◆ **How to complete this task**
Each line of the data below goes into the copy exactly; pictures do not.

>>>

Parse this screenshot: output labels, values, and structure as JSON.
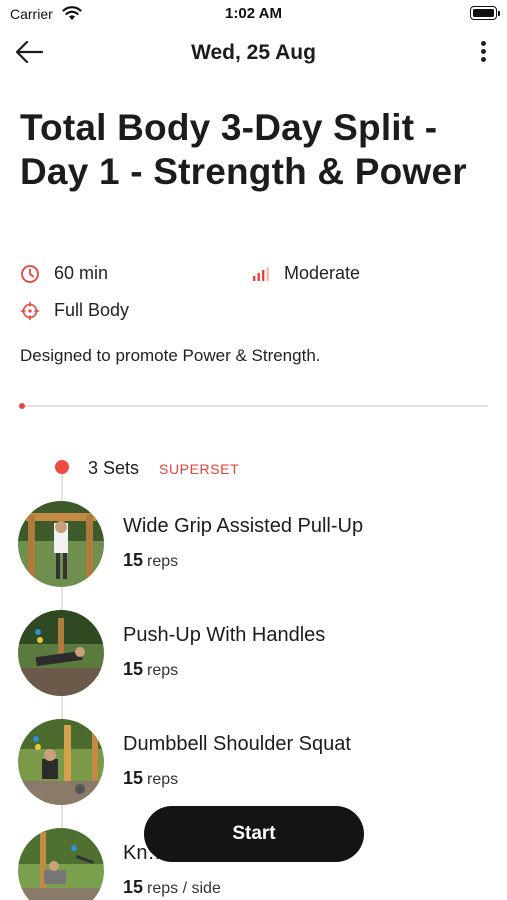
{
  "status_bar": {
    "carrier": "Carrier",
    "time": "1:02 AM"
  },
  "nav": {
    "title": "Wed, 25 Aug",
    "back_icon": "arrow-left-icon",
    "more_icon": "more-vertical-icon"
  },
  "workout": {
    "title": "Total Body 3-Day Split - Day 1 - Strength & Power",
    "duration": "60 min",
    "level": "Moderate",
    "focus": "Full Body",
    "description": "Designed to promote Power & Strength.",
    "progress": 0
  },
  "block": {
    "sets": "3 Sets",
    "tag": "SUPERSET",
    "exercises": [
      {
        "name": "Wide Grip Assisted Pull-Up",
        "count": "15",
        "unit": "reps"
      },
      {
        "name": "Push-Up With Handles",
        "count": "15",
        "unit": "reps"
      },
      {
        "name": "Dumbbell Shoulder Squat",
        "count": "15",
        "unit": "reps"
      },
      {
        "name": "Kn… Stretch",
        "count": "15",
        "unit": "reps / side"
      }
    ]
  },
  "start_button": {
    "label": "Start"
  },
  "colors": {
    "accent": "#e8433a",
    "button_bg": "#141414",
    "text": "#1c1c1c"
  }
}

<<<

◆ **Task solution**
Parse this screenshot: output labels, values, and structure as JSON.
{
  "status_bar": {
    "carrier": "Carrier",
    "time": "1:02 AM"
  },
  "nav": {
    "title": "Wed, 25 Aug",
    "back_icon": "arrow-left-icon",
    "more_icon": "more-vertical-icon"
  },
  "workout": {
    "title": "Total Body 3-Day Split - Day 1 - Strength & Power",
    "duration": "60 min",
    "level": "Moderate",
    "focus": "Full Body",
    "description": "Designed to promote Power & Strength.",
    "progress": 0
  },
  "block": {
    "sets": "3 Sets",
    "tag": "SUPERSET",
    "exercises": [
      {
        "name": "Wide Grip Assisted Pull-Up",
        "count": "15",
        "unit": "reps"
      },
      {
        "name": "Push-Up With Handles",
        "count": "15",
        "unit": "reps"
      },
      {
        "name": "Dumbbell Shoulder Squat",
        "count": "15",
        "unit": "reps"
      },
      {
        "name": "Kn… Stretch",
        "count": "15",
        "unit": "reps / side"
      }
    ]
  },
  "start_button": {
    "label": "Start"
  },
  "colors": {
    "accent": "#e8433a",
    "button_bg": "#141414",
    "text": "#1c1c1c"
  }
}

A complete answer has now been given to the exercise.